Unless you’re currently at your first job ever, you’re probably familiar with the practice of providing references who can attest to the quality of your work. (For freelancers, these tend to be testimonials excerpted on a resume, profile, or website.)
Referrals, on the other hand, are your chance to pay it forward by sharing the name of someone you think could be a good match for a job opening with your current employer (or client, depending on your work setup). Let’s delve into the who’s and how’s of referrals.
Naturally, it takes a range of talents to make a business run smoothly, including those in the translation industry. That means when your employer posts a job ad, you may or may not be super-familiar with the in’s and out’s of the daily work for a particular role.
Read the job description and list of qualifications carefully, and ask for clarification from the hiring manager as needed, so you’ll have a better understanding of how someone’s skills and experience might apply. Remember that your contact will likely have to apply, interview, and (if applicable) pass certain tests to get the job, just like other applicants.
Is this a friend from high school who recently reappeared on Facebook after a decade of no contact? Or is this a coworker you collaborated with regularly at your last job? Consider how much you know about this person in a work setting, since the appropriateness of the referral is a reflection of your own professionalism.
If you can vouch for their work ethic and abilities, you’ll be able to make a stronger case for your company to move forward with the candidate. Maybe you didn’t work directly with this person, but remember that they’re pleasant in the office — that’s valuable to know! If your knowledge starts and ends with, say, where and what they studied, the best option is to provide just that limited information.
The last thing you want to do is over-promise and under-deliver, to either side. So keep expectations realistic. Instead of telling your friend the job is in the bag, explain why you think it could be a good fit, ask whether the role is something they’d be interested in, and encourage them to apply. The same rule applies to discussing the referral as a promising possibility, rather than as a perfect candidate, with the hiring manager.

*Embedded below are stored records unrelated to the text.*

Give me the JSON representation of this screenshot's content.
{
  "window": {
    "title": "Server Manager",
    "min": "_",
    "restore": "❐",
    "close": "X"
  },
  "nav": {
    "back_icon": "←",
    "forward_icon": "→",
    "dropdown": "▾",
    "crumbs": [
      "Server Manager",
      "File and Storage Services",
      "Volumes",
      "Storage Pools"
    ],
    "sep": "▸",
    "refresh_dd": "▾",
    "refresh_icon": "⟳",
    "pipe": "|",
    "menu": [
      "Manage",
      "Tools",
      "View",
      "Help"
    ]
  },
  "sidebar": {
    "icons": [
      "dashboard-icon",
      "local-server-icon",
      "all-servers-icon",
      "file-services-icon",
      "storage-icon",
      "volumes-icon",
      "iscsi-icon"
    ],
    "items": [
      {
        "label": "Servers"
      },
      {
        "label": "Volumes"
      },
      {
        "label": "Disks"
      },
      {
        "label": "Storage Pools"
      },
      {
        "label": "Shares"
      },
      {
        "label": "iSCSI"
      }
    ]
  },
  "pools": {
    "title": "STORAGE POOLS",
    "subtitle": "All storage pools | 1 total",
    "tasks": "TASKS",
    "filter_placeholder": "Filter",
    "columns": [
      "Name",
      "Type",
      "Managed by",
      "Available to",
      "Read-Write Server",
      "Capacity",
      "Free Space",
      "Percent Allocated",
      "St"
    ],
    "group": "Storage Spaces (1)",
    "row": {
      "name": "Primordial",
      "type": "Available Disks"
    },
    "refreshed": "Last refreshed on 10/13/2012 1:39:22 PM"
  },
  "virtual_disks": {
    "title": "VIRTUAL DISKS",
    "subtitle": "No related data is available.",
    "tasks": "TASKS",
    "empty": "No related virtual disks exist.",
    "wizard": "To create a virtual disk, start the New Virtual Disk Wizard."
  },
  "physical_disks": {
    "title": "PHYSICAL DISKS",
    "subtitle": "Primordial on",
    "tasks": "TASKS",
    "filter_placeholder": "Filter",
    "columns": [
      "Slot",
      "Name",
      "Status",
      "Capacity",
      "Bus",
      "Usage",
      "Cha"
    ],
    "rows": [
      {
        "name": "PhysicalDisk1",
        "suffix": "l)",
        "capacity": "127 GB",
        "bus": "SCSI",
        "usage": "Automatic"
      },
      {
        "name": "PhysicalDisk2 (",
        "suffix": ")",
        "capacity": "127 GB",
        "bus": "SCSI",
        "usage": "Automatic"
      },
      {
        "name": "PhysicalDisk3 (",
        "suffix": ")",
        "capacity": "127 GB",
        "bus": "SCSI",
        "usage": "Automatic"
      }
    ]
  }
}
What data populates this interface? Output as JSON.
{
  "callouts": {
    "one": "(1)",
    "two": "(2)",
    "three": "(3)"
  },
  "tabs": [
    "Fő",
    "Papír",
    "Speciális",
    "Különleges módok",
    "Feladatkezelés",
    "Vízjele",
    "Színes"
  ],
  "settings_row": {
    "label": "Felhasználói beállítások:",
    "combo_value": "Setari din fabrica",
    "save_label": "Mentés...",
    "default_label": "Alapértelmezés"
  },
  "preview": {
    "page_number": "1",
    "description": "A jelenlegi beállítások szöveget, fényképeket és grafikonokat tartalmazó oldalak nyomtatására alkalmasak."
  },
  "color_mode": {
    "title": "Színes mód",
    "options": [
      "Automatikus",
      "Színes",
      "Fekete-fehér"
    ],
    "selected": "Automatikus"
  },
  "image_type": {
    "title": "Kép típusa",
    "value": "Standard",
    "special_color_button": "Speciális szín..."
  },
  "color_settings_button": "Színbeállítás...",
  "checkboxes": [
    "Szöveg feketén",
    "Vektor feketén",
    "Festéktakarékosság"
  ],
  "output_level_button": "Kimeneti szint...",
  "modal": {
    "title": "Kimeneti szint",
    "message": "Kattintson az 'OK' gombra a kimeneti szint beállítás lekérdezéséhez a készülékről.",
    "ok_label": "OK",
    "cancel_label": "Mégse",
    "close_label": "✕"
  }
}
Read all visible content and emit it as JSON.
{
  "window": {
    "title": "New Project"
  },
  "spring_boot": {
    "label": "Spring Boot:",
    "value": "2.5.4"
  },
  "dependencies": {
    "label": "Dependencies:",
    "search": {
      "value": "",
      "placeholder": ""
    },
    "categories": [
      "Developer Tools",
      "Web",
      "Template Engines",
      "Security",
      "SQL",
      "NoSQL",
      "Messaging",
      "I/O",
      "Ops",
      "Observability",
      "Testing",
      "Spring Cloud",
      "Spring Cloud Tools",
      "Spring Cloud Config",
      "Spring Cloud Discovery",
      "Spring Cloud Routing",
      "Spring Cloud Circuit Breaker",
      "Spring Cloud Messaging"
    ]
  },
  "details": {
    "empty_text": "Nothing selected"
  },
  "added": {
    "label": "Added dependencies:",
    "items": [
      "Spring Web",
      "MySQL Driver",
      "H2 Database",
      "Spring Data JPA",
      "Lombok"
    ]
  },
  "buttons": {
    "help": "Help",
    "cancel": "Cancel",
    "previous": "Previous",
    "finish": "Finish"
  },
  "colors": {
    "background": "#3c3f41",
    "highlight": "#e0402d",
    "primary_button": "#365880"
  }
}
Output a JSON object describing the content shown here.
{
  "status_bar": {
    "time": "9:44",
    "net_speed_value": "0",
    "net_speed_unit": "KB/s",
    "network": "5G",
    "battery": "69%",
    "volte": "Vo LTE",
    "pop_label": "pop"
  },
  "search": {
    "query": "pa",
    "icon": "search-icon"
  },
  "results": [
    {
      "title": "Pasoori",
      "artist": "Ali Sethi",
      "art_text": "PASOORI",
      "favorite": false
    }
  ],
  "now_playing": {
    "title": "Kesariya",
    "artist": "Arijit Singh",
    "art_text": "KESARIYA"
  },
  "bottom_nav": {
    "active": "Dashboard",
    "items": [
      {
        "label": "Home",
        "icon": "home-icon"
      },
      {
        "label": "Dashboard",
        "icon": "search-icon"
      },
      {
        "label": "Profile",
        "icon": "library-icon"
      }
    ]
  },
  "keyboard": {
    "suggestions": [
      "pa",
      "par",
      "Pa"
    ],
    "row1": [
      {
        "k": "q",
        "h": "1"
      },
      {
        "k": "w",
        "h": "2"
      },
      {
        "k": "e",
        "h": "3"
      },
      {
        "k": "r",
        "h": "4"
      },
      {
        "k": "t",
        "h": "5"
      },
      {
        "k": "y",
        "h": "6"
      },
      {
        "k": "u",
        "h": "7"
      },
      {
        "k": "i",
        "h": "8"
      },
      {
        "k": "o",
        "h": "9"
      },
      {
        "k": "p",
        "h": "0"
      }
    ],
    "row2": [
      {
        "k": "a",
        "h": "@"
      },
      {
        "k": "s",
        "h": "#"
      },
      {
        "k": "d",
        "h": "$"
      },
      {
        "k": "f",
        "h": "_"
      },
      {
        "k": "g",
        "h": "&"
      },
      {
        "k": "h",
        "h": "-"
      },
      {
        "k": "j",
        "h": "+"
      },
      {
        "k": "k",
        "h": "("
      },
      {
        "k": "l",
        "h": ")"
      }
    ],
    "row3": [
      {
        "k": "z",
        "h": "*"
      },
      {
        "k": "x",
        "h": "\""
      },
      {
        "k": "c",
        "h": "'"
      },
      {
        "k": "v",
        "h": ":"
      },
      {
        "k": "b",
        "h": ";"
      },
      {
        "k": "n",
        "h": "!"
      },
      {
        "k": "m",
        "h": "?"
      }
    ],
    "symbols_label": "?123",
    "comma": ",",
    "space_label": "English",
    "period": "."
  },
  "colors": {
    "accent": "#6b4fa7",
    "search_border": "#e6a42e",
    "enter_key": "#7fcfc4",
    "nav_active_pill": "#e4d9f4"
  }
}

After all, your company may decide to offer the job to someone else, or your referral might end up turning the offer down. But offering a referral is a gesture of goodwill toward both your employer and the candidate, and as long as the referral was made in good faith, that makes it a win-win.